■ WHAT IS EXPECTED: Leave the pictures behind and repeat all the entries exactly.

[SOURCE INFORMATION Boundary: Start]

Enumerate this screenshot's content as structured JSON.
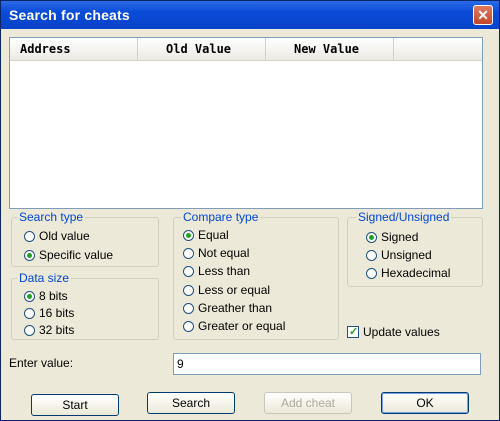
{
  "window": {
    "title": "Search for cheats",
    "close_glyph": "✕"
  },
  "results": {
    "columns": [
      "Address",
      "Old Value",
      "New Value",
      ""
    ],
    "rows": []
  },
  "search_type": {
    "title": "Search type",
    "options": [
      {
        "label": "Old value",
        "selected": false
      },
      {
        "label": "Specific value",
        "selected": true
      }
    ]
  },
  "data_size": {
    "title": "Data size",
    "options": [
      {
        "label": "8 bits",
        "selected": true
      },
      {
        "label": "16 bits",
        "selected": false
      },
      {
        "label": "32 bits",
        "selected": false
      }
    ]
  },
  "compare_type": {
    "title": "Compare type",
    "options": [
      {
        "label": "Equal",
        "selected": true
      },
      {
        "label": "Not equal",
        "selected": false
      },
      {
        "label": "Less than",
        "selected": false
      },
      {
        "label": "Less or equal",
        "selected": false
      },
      {
        "label": "Greather than",
        "selected": false
      },
      {
        "label": "Greater or equal",
        "selected": false
      }
    ]
  },
  "signed_unsigned": {
    "title": "Signed/Unsigned",
    "options": [
      {
        "label": "Signed",
        "selected": true
      },
      {
        "label": "Unsigned",
        "selected": false
      },
      {
        "label": "Hexadecimal",
        "selected": false
      }
    ]
  },
  "update_values": {
    "label": "Update values",
    "checked": true
  },
  "enter_value": {
    "label": "Enter value:",
    "value": "9"
  },
  "buttons": {
    "start": "Start",
    "search": "Search",
    "add_cheat": "Add cheat",
    "ok": "OK"
  }
}
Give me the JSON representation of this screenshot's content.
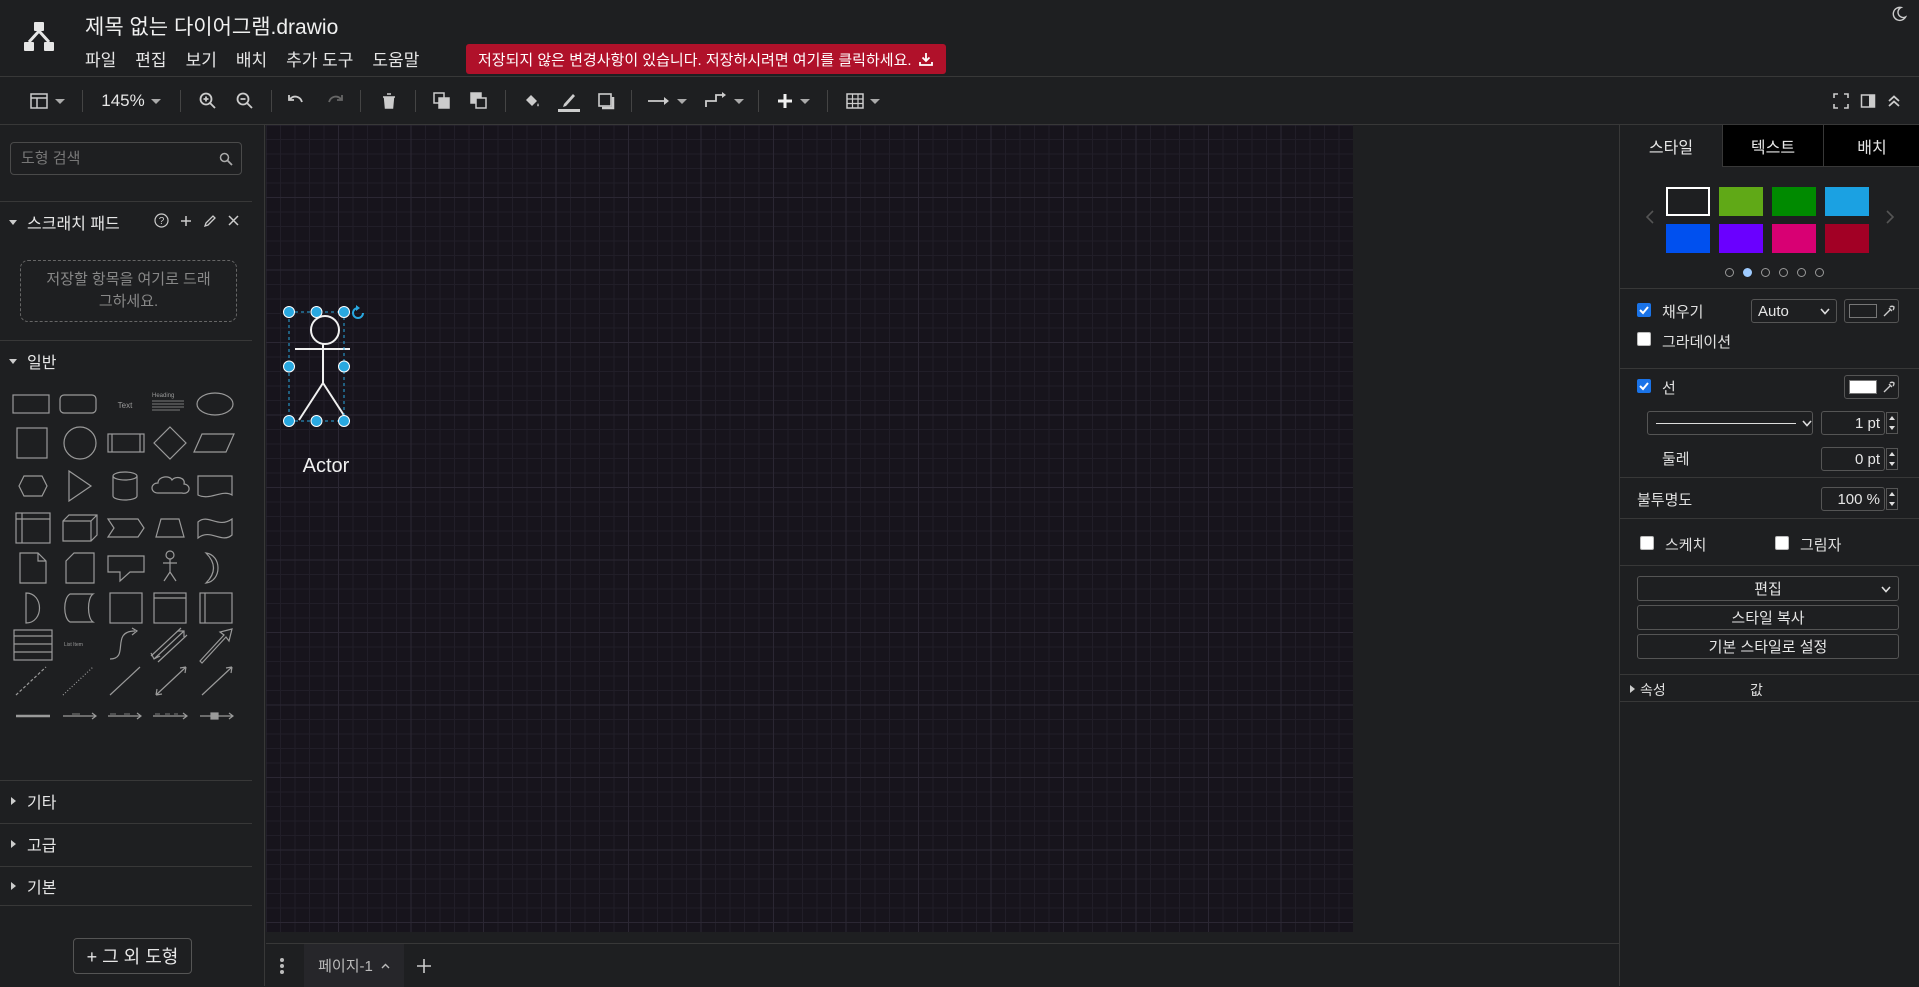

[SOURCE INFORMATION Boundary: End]

■ RESULT OF THE EXERCISE:
Enumerate this screenshot's content as structured JSON.
{
  "window": {
    "title": "Search for cheats",
    "close_glyph": "✕"
  },
  "results": {
    "columns": [
      "Address",
      "Old Value",
      "New Value",
      ""
    ],
    "rows": []
  },
  "search_type": {
    "title": "Search type",
    "options": [
      {
        "label": "Old value",
        "selected": false
      },
      {
        "label": "Specific value",
        "selected": true
      }
    ]
  },
  "data_size": {
    "title": "Data size",
    "options": [
      {
        "label": "8 bits",
        "selected": true
      },
      {
        "label": "16 bits",
        "selected": false
      },
      {
        "label": "32 bits",
        "selected": false
      }
    ]
  },
  "compare_type": {
    "title": "Compare type",
    "options": [
      {
        "label": "Equal",
        "selected": true
      },
      {
        "label": "Not equal",
        "selected": false
      },
      {
        "label": "Less than",
        "selected": false
      },
      {
        "label": "Less or equal",
        "selected": false
      },
      {
        "label": "Greather than",
        "selected": false
      },
      {
        "label": "Greater or equal",
        "selected": false
      }
    ]
  },
  "signed_unsigned": {
    "title": "Signed/Unsigned",
    "options": [
      {
        "label": "Signed",
        "selected": true
      },
      {
        "label": "Unsigned",
        "selected": false
      },
      {
        "label": "Hexadecimal",
        "selected": false
      }
    ]
  },
  "update_values": {
    "label": "Update values",
    "checked": true
  },
  "enter_value": {
    "label": "Enter value:",
    "value": "9"
  },
  "buttons": {
    "start": "Start",
    "search": "Search",
    "add_cheat": "Add cheat",
    "ok": "OK"
  }
}
Give me the JSON representation of this screenshot's content.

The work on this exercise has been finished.